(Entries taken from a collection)
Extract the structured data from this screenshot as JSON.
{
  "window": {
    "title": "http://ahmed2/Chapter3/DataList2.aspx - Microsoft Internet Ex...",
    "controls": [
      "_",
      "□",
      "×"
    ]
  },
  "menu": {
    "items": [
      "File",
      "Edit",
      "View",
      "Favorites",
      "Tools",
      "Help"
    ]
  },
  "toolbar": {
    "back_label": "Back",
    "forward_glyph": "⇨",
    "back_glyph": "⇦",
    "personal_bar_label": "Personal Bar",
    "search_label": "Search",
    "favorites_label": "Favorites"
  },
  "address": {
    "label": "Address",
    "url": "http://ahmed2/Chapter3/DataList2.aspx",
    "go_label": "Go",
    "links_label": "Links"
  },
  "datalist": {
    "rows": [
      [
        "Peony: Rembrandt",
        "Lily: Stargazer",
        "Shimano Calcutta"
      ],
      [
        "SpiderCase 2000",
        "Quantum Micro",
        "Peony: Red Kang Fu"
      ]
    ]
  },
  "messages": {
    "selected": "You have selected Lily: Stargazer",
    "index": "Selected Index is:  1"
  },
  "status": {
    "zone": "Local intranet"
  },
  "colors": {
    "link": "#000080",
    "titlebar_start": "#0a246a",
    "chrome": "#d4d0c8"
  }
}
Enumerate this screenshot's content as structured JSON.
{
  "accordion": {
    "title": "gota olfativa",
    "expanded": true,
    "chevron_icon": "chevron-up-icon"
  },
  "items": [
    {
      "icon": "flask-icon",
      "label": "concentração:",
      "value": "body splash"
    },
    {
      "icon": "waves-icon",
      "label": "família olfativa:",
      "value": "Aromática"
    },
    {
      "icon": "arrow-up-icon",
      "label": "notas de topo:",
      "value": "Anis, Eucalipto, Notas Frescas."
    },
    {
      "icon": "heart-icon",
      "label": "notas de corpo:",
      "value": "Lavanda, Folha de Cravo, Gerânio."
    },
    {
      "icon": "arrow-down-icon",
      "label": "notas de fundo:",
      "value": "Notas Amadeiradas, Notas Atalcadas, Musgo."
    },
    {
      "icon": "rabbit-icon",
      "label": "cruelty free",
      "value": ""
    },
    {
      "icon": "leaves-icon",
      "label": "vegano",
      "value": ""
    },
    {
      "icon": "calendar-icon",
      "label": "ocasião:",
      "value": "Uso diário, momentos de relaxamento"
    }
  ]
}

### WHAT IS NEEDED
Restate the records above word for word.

### ANSWER SPACE
Extract the structured data from this screenshot as JSON.
{
  "window": {
    "title": "http://ahmed2/Chapter3/DataList2.aspx - Microsoft Internet Ex...",
    "controls": [
      "_",
      "□",
      "×"
    ]
  },
  "menu": {
    "items": [
      "File",
      "Edit",
      "View",
      "Favorites",
      "Tools",
      "Help"
    ]
  },
  "toolbar": {
    "back_label": "Back",
    "forward_glyph": "⇨",
    "back_glyph": "⇦",
    "personal_bar_label": "Personal Bar",
    "search_label": "Search",
    "favorites_label": "Favorites"
  },
  "address": {
    "label": "Address",
    "url": "http://ahmed2/Chapter3/DataList2.aspx",
    "go_label": "Go",
    "links_label": "Links"
  },
  "datalist": {
    "rows": [
      [
        "Peony: Rembrandt",
        "Lily: Stargazer",
        "Shimano Calcutta"
      ],
      [
        "SpiderCase 2000",
        "Quantum Micro",
        "Peony: Red Kang Fu"
      ]
    ]
  },
  "messages": {
    "selected": "You have selected Lily: Stargazer",
    "index": "Selected Index is:  1"
  },
  "status": {
    "zone": "Local intranet"
  },
  "colors": {
    "link": "#000080",
    "titlebar_start": "#0a246a",
    "chrome": "#d4d0c8"
  }
}
Enumerate this screenshot's content as structured JSON.
{
  "accordion": {
    "title": "gota olfativa",
    "expanded": true,
    "chevron_icon": "chevron-up-icon"
  },
  "items": [
    {
      "icon": "flask-icon",
      "label": "concentração:",
      "value": "body splash"
    },
    {
      "icon": "waves-icon",
      "label": "família olfativa:",
      "value": "Aromática"
    },
    {
      "icon": "arrow-up-icon",
      "label": "notas de topo:",
      "value": "Anis, Eucalipto, Notas Frescas."
    },
    {
      "icon": "heart-icon",
      "label": "notas de corpo:",
      "value": "Lavanda, Folha de Cravo, Gerânio."
    },
    {
      "icon": "arrow-down-icon",
      "label": "notas de fundo:",
      "value": "Notas Amadeiradas, Notas Atalcadas, Musgo."
    },
    {
      "icon": "rabbit-icon",
      "label": "cruelty free",
      "value": ""
    },
    {
      "icon": "leaves-icon",
      "label": "vegano",
      "value": ""
    },
    {
      "icon": "calendar-icon",
      "label": "ocasião:",
      "value": "Uso diário, momentos de relaxamento"
    }
  ]
}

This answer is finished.